A long road
But getting to this point has not been easy.
Mokgabudi struggled at first to show the IDC the commercial value of her product, as she is a social entrepreneur.
She had envisioned that her business would require corporate sponsors to support the distribution of cups to girls in school.
"When it comes to the actual commercialisation of the product, that is where I got stuck. I could not come up with a sales strategy that makes sense to a funder," Mokgabudi explains.
Through entering Engen's Pitch and Polish competition – which allows small businesses to pitch their ideas to potential investors and bankers - she found a solution.
Mokgabudi realised that she would be able to distribute her menstrual cups in the bathrooms of Engen's existing network of petrol stations across the country. Through this partnership, Mokgabudi said she could demonstrate to the IDC how she could generate cash from her business. Mokgabudi called this a breakthrough, as every woman and girl could get the products, irrespective of whether they were sponsored or not.
"Whether they get it through a vending machine mounted in a female bathroom or a kiosk bathroom outside a shop, that was the opportunity I saw and I am pursuing," she says.
Breaking the stigma
There is another hurdle that Mokgabudi had to overcome, and that was to convince schools, parents and teachers as well as traditional leaders to endorse the product, as there is a stigma associated with menstruation.
"The stigma is quite massive, especially in areas where the issue of virginity is a huge concern - which is in most rural areas," Mokgabudi says.
The entrepreneur said that when she approached schools, it was difficult to get male teachers responsible for life skills subjects, as well as male principals, involved in workshops.
Mokgabudi said it is important for men not to just view the product as a subject they cannot be part of. Their buy-in is important in breaking the stigma in schools. For children to become comfortable with the process, it is important for the head of the institution - whether male or female – to lend their voice to it, she explains.
"We had to break down to them that this is a natural process that must be spoken about by both genders."
Mokgabudi said that meetings were also held with parents and traditional leaders, as they are the "makers and breakers of everything", and they had to understand that using the menstrual cup does not impact the virginity of young women.
"Once it is understood, then the stigma slowly diminishes and we get a thumbs up on it," she says.
It was also challenging to introduce a new product on the market.

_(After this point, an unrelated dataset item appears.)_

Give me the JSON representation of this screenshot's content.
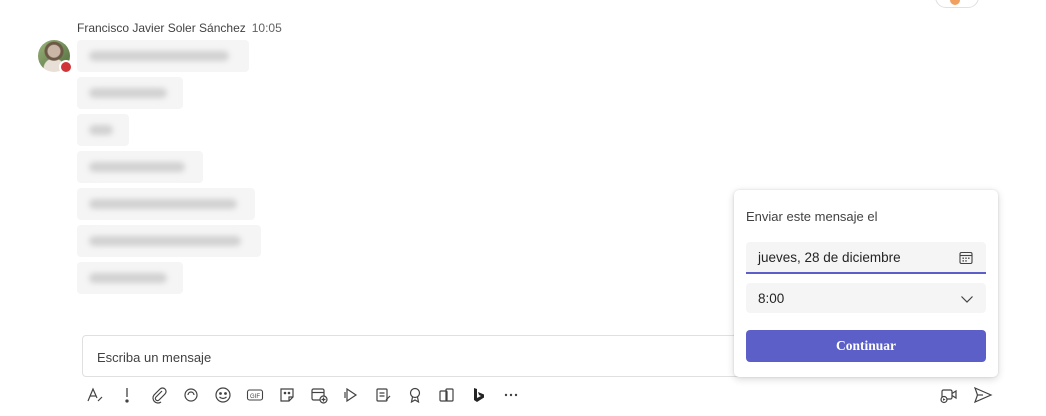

Her participation in the Engen competition has helped create exposure for her product, she says.
The future is Africa
When asked about her goals for the future, Mokgabudi said that she would be looking into expanding into Africa.
"The future is Africa, Africa and Africa," she beams. "Every girl using a pad, will also be using a cup. [The future] is looking absolutely bright for this type of product."
Commenting on her late daughter, who has inspired her to continue on this journey of creating GentiShe, Mokgabudi says she has dedicated her win to her. She lost her daughter, Lerato, in the early stages of the competition, but pushed through to the finals. Lerato, whose name means love, had planned to pursue studies in international business management in Ireland, because she believed the product had a world-wide appeal, Mokgabudi recalls.
Mokgabudi displays her menstrual cups on a stand labelled Love, in remembrance of her daughter Lerato, who inspired her to continue pursuing her business. (Photo: Supplied)
Mokgabudi is still headstrong in her belief that the menstrual cup will have a wider reach than South Africa and that it is meant for all women.
Explaining the name – GentiShe, Mokgabudi says 'Genti' comes from the German word for genesis and 'she' represents females. "My concept was the beginning of the best thing to come for women. The beginning of the female revolution," she explains.